Something else that came up from one interviewee was the notion of ‘the fiction of self-employment’. Interviewees mentioned the minimal impact public job centres tend to have, and that the approach favored by the latest governments tended to be promoting self-employment over other types of work. While there are public programs to support the unemployed, they seem insufficient and most people have no idea they even exist. There is a widespread lack of information.
Photo by Pablo Gonzalez
Privacy and information asymmetries
There was a persistent – although not always explicit – concern about privacy among all interviewees, likely fed by the processes of institutional discrimination they often experience and read about. For example, the province of Salta (Argentina) signed an agreement with Microsoft in 2017 to use artificial intelligence to prevent teenage pregnancy and school dropout, choosing a group of 397 vulnerable school girls as subjects (Web). It was controversial, critics seeing it as a control mechanism targeting individuals in vulnerable situations who never gave their consent. One called for the need to “remember that only the users of public services are subjected to these systems”, and that elites can turn to private providers and maintain greater control over their data and preserve their privacy (PrivacyInt). With your DNI number being linked to your public transport card, said one interviewee, “they just know all your movements”. And in fact, despite some digital security advancements, most of us Internet users feel very-easily identified.

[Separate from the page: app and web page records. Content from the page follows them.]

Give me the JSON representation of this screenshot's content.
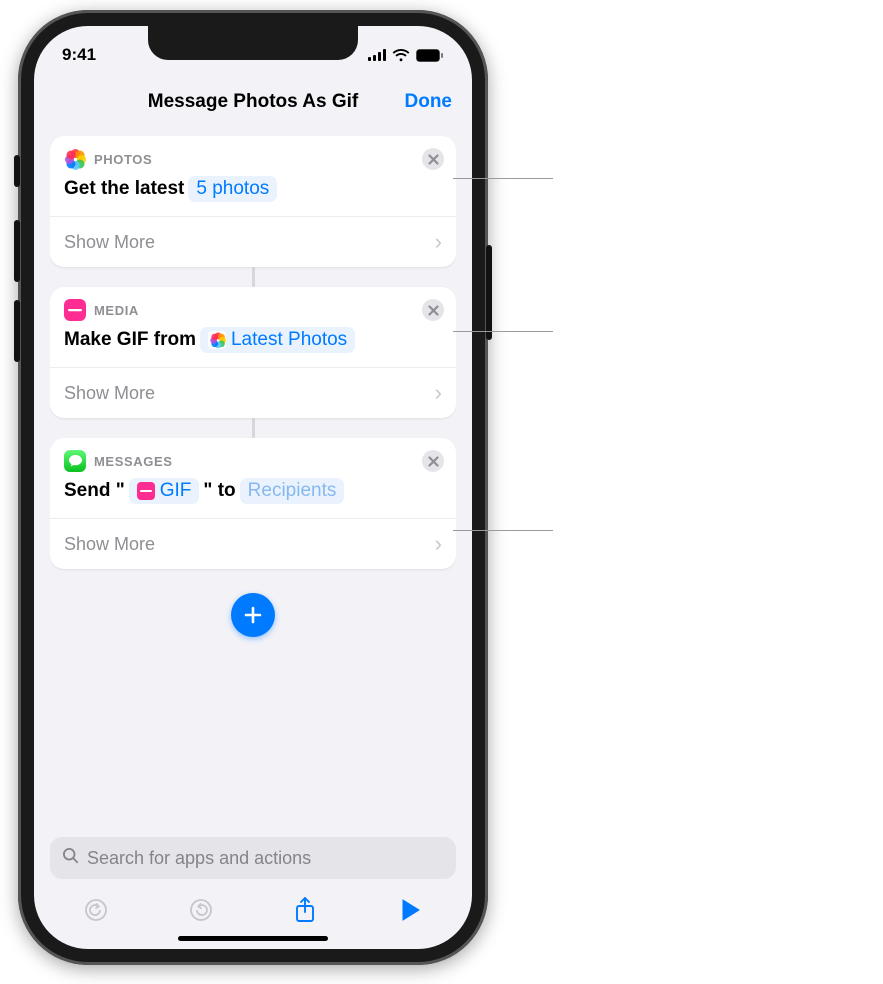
{
  "status": {
    "time": "9:41"
  },
  "nav": {
    "title": "Message Photos As Gif",
    "done": "Done"
  },
  "actions": [
    {
      "id": "photos",
      "app_label": "PHOTOS",
      "icon": "photos-icon",
      "close_icon": "close-icon",
      "line_pre": "Get the latest",
      "tokens": [
        {
          "text": "5 photos",
          "icon": null,
          "placeholder": false
        }
      ],
      "show_more": "Show More"
    },
    {
      "id": "media",
      "app_label": "MEDIA",
      "icon": "media-icon",
      "close_icon": "close-icon",
      "line_pre": "Make GIF from",
      "tokens": [
        {
          "text": "Latest Photos",
          "icon": "photos-mini-icon",
          "placeholder": false
        }
      ],
      "show_more": "Show More"
    },
    {
      "id": "messages",
      "app_label": "MESSAGES",
      "icon": "messages-icon",
      "close_icon": "close-icon",
      "line_pre": "Send \"",
      "tokens": [
        {
          "text": "GIF",
          "icon": "media-mini-icon",
          "placeholder": false
        }
      ],
      "line_mid": "\" to",
      "tokens2": [
        {
          "text": "Recipients",
          "icon": null,
          "placeholder": true
        }
      ],
      "show_more": "Show More"
    }
  ],
  "add_button": {
    "label": "Add Action"
  },
  "search": {
    "placeholder": "Search for apps and actions"
  },
  "toolbar": {
    "undo": "undo-icon",
    "redo": "redo-icon",
    "share": "share-icon",
    "play": "play-icon"
  }
}
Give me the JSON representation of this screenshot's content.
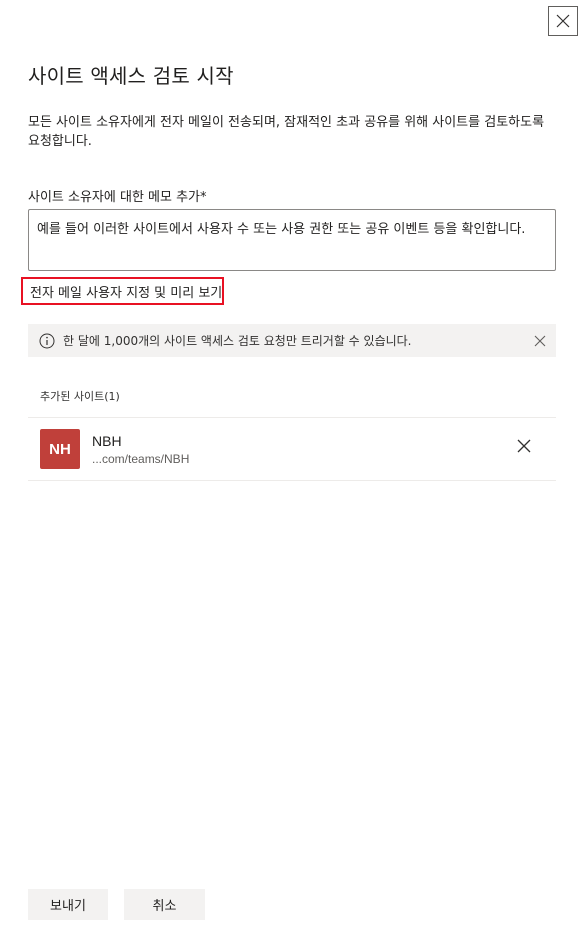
{
  "panel": {
    "title": "사이트 액세스 검토 시작",
    "description": "모든 사이트 소유자에게 전자 메일이 전송되며, 잠재적인 초과 공유를 위해 사이트를 검토하도록 요청합니다."
  },
  "note_field": {
    "label": "사이트 소유자에 대한 메모 추가",
    "required_marker": "*",
    "value": "예를 들어 이러한 사이트에서 사용자 수 또는 사용 권한 또는 공유 이벤트 등을 확인합니다."
  },
  "preview_link": {
    "label": "전자 메일 사용자 지정 및 미리 보기"
  },
  "info_bar": {
    "icon": "info-icon",
    "message": "한 달에 1,000개의 사이트 액세스 검토 요청만 트리거할 수 있습니다."
  },
  "sites": {
    "header": "추가된 사이트",
    "count": "(1)",
    "items": [
      {
        "initials": "NH",
        "name": "NBH",
        "url": "...com/teams/NBH",
        "avatar_color": "#c0403a"
      }
    ]
  },
  "footer": {
    "send_label": "보내기",
    "cancel_label": "취소"
  },
  "colors": {
    "highlight_border": "#e81123",
    "info_bar_bg": "#f3f2f1"
  }
}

Our actual identity might not be known right away, but can be inferred with enough access to our data (like geolocation data) (Policy Brief Identity).
Photo by Paz Bernaldo
The second main theme coming out of my research can be described as ‘information asymmetries’.
In his blog “Digital Identity: Evolving, or just cloning itself?”, Robin Wilton reviews the 2017 “Principles on Identification” World Bank report, in which the main premise is that full participation in society and achieving our potential depends on the ability to identify ourselves. But the document, despite proposing a principle on reducing information asymmetries, says Wilton, doesn’t consider the ‘real information asymmetries’ – those taking place between us individuals and “those entities that can intimately identify (and track, and profile, and monetize) us without any sort of trusted enrolment”. Wilton calls for including anonymity and pseudonymity as requirements, so that digital identity systems evolve, and not simply clone themselves.
Photo by Darwin Quispe
Those living in countries with decades-old systems of identification go through “trusted enrolment processes” (whether they should be actually trusted is another issue). But in today’s data-driven internet, the likes of Google, Amazon, Facebook or any similar company are exempt from these processes. They haven’t given us trustworthy credentials, “and yet they could paint a unique and extremely intimate portrait of our identities”. Interviewees often expressed an uncomfortable feeling of lack of control over their data, and mentioned their attempts to limit what they share online. Could it be they don’t feel at ease with such untrusted enrolments? But then why, despite their worries, haven’t they used pseudonyms or gone anonymous online? If the use of anonymity and pseudonymity to manage our digital identities are seen as essential, then there remains plenty of work to do.